Perhaps one of the most interesting things about living in a foreign land, for me at least, is getting your head around how your home and adopted societies are alike and differ, how they function – what works, what doesn’t, and the attitudes your average person in the street has towards such things.

For example, pesky foreigners coming here and getting up to all sorts of dreary badness is a complaint of some folks in both the UK and Suisse, but there are also a host of differences, not just in language of course but in terms of democracy (i.e. direct or indirect), defense (military service or not) and so on.

Moreover…. oh…. sod it. This half-assed intro is, honestly, just a ruse to allow me to post what I just scribbled down at lunchtime – some general rules on how I will  run the country when, one fine day, everyone realises that I’m by far the best person for the job. So long as the hours aren’t too long, I can bring dogs to work, and Facebook isn’t blocked in the office. Here goes…

Loosely based on what he understands about England and Switzerland (which arguably isn’t much)


  • The Cabinet – must be 50/50 male/female by law, with a prudent and genteel biscuit-making lady in charge of Defence. (This is most definitely not a joke. Love Biscuits, Hate War.)
  • No seafood. Horrid stuff.

Law & Order

  • No capital punishment. Instead Abba-listening punishments (if a listener likes Abba, then capital punishment may be allowed).


  • 6 weeks holiday (excluding public holidays) per year for everyone. If you’re over 50, you can have 8.
  • Every top civil servant must swim or jog for at least 2 hours a week (to clear their heads and remove their bellies).
  • Out of work for a year or more? Do what job we give you or lose all benefits (which, I nearly forgot, were 50% of your last salary up to a maximum rate I haven’t bothered to calculate). Decide against it? You can come back and change your mind at any time.

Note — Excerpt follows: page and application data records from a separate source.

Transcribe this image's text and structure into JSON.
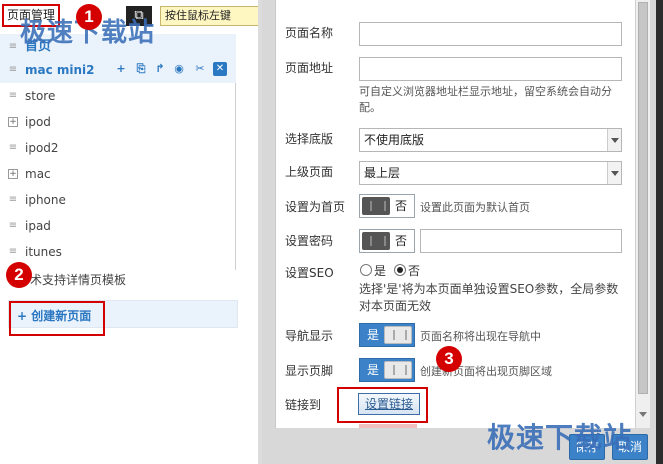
{
  "toolbar": {
    "tab_label": "页面管理",
    "copy_icon": "copy-icon",
    "tooltip": "按住鼠标左键"
  },
  "markers": {
    "one": "1",
    "two": "2",
    "three": "3"
  },
  "watermark": "极速下载站",
  "tree": {
    "home": "首页",
    "selected": "mac mini2",
    "items": [
      "store",
      "ipod",
      "ipod2",
      "mac",
      "iphone",
      "ipad",
      "itunes"
    ],
    "template": "术支持详情页模板",
    "actions": {
      "add": "+",
      "delete": "✕"
    }
  },
  "create_button": "+ 创建新页面",
  "form": {
    "page_name_label": "页面名称",
    "page_address_label": "页面地址",
    "page_address_hint": "可自定义浏览器地址栏显示地址，留空系统会自动分配。",
    "base_label": "选择底版",
    "base_value": "不使用底版",
    "parent_label": "上级页面",
    "parent_value": "最上层",
    "homepage_label": "设置为首页",
    "homepage_toggle": "否",
    "homepage_hint": "设置此页面为默认首页",
    "password_label": "设置密码",
    "password_toggle": "否",
    "seo_label": "设置SEO",
    "seo_yes": "是",
    "seo_no": "否",
    "seo_hint": "选择'是'将为本页面单独设置SEO参数，全局参数对本页面无效",
    "nav_label": "导航显示",
    "nav_toggle": "是",
    "nav_hint": "页面名称将出现在导航中",
    "footer_label": "显示页脚",
    "footer_toggle": "是",
    "footer_hint": "创建新页面将出现页脚区域",
    "link_label": "链接到",
    "link_button": "设置链接"
  },
  "footer": {
    "save": "保存",
    "cancel": "取消"
  },
  "colors": {
    "accent": "#3b82c8",
    "highlight": "#d40000",
    "selected_bg": "#eaf2fb"
  }
}
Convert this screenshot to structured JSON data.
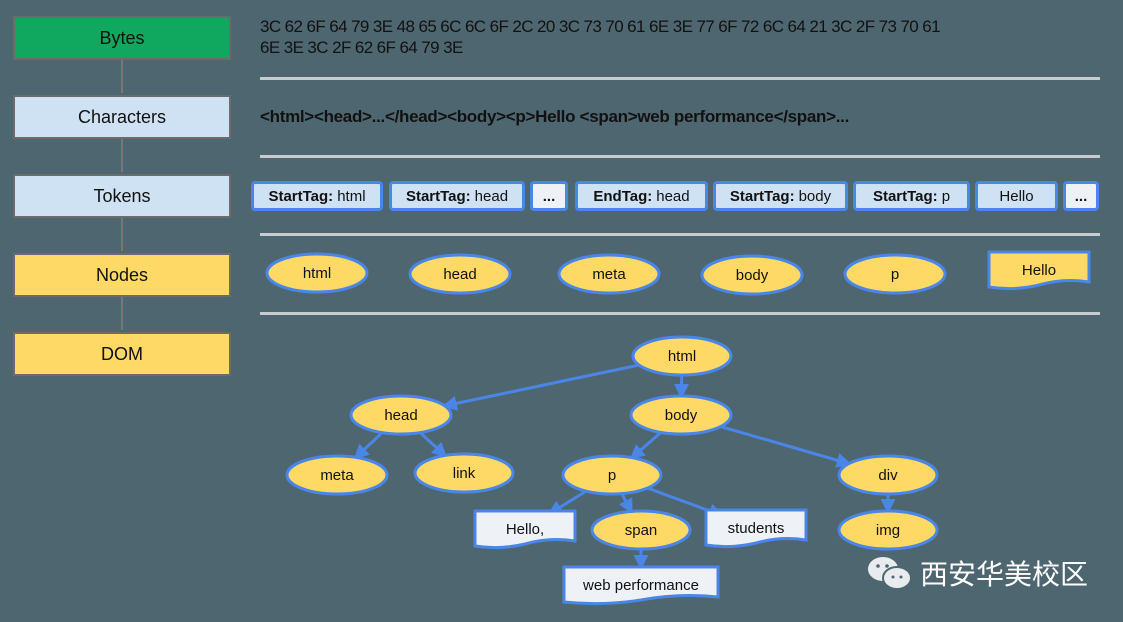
{
  "stages": [
    {
      "label": "Bytes",
      "color": "green"
    },
    {
      "label": "Characters",
      "color": "blue"
    },
    {
      "label": "Tokens",
      "color": "blue"
    },
    {
      "label": "Nodes",
      "color": "yellow"
    },
    {
      "label": "DOM",
      "color": "yellow"
    }
  ],
  "bytes_line1": "3C 62 6F 64 79 3E 48 65 6C 6C 6F 2C 20 3C 73 70 61 6E 3E 77 6F 72 6C 64 21 3C 2F 73 70 61",
  "bytes_line2": "6E 3E 3C 2F 62 6F 64 79 3E",
  "characters": "<html><head>...</head><body><p>Hello <span>web performance</span>...",
  "tokens": [
    {
      "kind": "StartTag:",
      "value": "html"
    },
    {
      "kind": "StartTag:",
      "value": "head"
    },
    {
      "kind": "",
      "value": "..."
    },
    {
      "kind": "EndTag:",
      "value": "head"
    },
    {
      "kind": "StartTag:",
      "value": "body"
    },
    {
      "kind": "StartTag:",
      "value": "p"
    },
    {
      "kind": "",
      "value": "Hello"
    },
    {
      "kind": "",
      "value": "..."
    }
  ],
  "nodes": [
    {
      "label": "html",
      "shape": "ellipse"
    },
    {
      "label": "head",
      "shape": "ellipse"
    },
    {
      "label": "meta",
      "shape": "ellipse"
    },
    {
      "label": "body",
      "shape": "ellipse"
    },
    {
      "label": "p",
      "shape": "ellipse"
    },
    {
      "label": "Hello",
      "shape": "text"
    }
  ],
  "dom_tree": {
    "nodes": [
      {
        "id": "html",
        "label": "html",
        "shape": "ellipse"
      },
      {
        "id": "head",
        "label": "head",
        "shape": "ellipse"
      },
      {
        "id": "body",
        "label": "body",
        "shape": "ellipse"
      },
      {
        "id": "meta",
        "label": "meta",
        "shape": "ellipse"
      },
      {
        "id": "link",
        "label": "link",
        "shape": "ellipse"
      },
      {
        "id": "p",
        "label": "p",
        "shape": "ellipse"
      },
      {
        "id": "div",
        "label": "div",
        "shape": "ellipse"
      },
      {
        "id": "hello",
        "label": "Hello,",
        "shape": "text"
      },
      {
        "id": "span",
        "label": "span",
        "shape": "ellipse"
      },
      {
        "id": "students",
        "label": "students",
        "shape": "text"
      },
      {
        "id": "img",
        "label": "img",
        "shape": "ellipse"
      },
      {
        "id": "webperf",
        "label": "web performance",
        "shape": "text"
      }
    ],
    "edges": [
      [
        "html",
        "head"
      ],
      [
        "html",
        "body"
      ],
      [
        "head",
        "meta"
      ],
      [
        "head",
        "link"
      ],
      [
        "body",
        "p"
      ],
      [
        "body",
        "div"
      ],
      [
        "p",
        "hello"
      ],
      [
        "p",
        "span"
      ],
      [
        "p",
        "students"
      ],
      [
        "span",
        "webperf"
      ],
      [
        "div",
        "img"
      ]
    ]
  },
  "colors": {
    "background": "#4e6670",
    "node_fill": "#ffd966",
    "edge": "#4a86e8",
    "token_fill": "#cfe2f3",
    "text_fill": "#eef1f6",
    "bytes_fill": "#10a85e"
  },
  "watermark": "西安华美校区"
}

Tax & Finance 

  • Flat tax (deal with it), but none for those earning under 10K (GBP) or so. (This mightn’t have been thought through fully.)
  • No public pensions in future (i.e. from those starting work now onwards). You must pay min. 10% of your gross salary into your own scheme by law.


  • No hardcore religion-based school of any kind. You can worship what you like, where you like, but leave the kids out of it.
  • Any kid who fails those exams they do before age of 18? One year’s military service.
  • Every kid must study (or have lessons in… that sounds easier) a foreign language, from first school to leaving school.
  • Same as above with cooking (extra credits if they create dishes using my pasta recipes site).

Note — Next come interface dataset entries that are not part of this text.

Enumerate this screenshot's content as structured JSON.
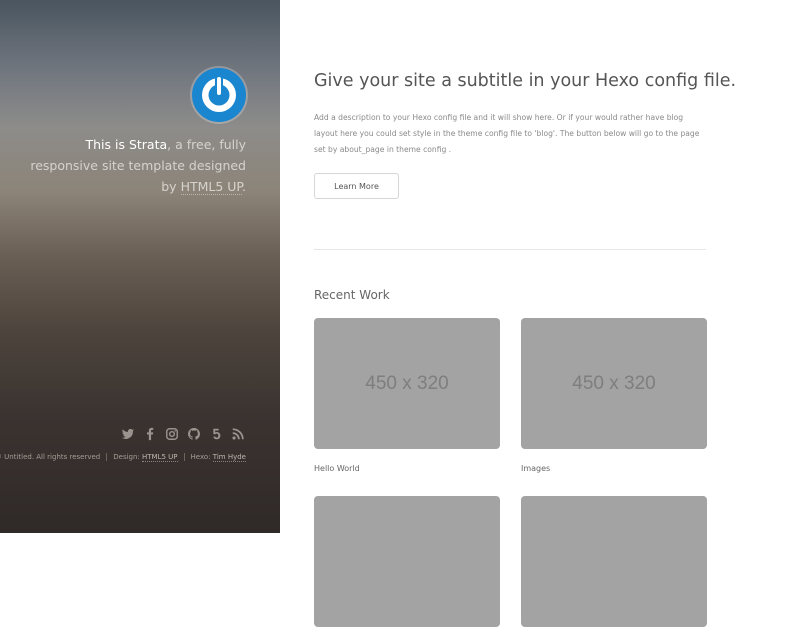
{
  "sidebar": {
    "intro": {
      "brand": "This is Strata",
      "text_middle": ", a free, fully responsive site template designed by ",
      "link": "HTML5 UP",
      "end": "."
    },
    "social_icons": [
      "twitter-icon",
      "facebook-icon",
      "instagram-icon",
      "github-icon",
      "500px-icon",
      "rss-icon"
    ],
    "credits": {
      "copyright": "© Untitled. All rights reserved",
      "design_label": "Design: ",
      "design_link": "HTML5 UP",
      "hexo_label": "Hexo: ",
      "hexo_link": "Tim Hyde"
    }
  },
  "main": {
    "headline": "Give your site a subtitle in your Hexo config file.",
    "description": "Add a description to your Hexo config file and it will show here. Or if your would rather have blog layout here you could set style in the theme config file to 'blog'. The button below will go to the page set by about_page in theme config .",
    "button_label": "Learn More",
    "section_title": "Recent Work",
    "works": [
      {
        "placeholder": "450 x 320",
        "caption": "Hello World"
      },
      {
        "placeholder": "450 x 320",
        "caption": "Images"
      },
      {
        "placeholder": "",
        "caption": ""
      },
      {
        "placeholder": "",
        "caption": ""
      }
    ]
  },
  "colors": {
    "avatar_blue": "#1a86cf",
    "thumb_gray": "#a3a3a3"
  }
}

  • Haven’t really thought about the medical / state insurance side of things – that’s my perogative as a benign dictator. Definitely no uplifting boob jobs paid for from public purse though, with some obviously occasional exceptions.
  • Drugs = legalised and taxed. Less criminals, more cash, likely the same amount of stoners.

Or you’re out…!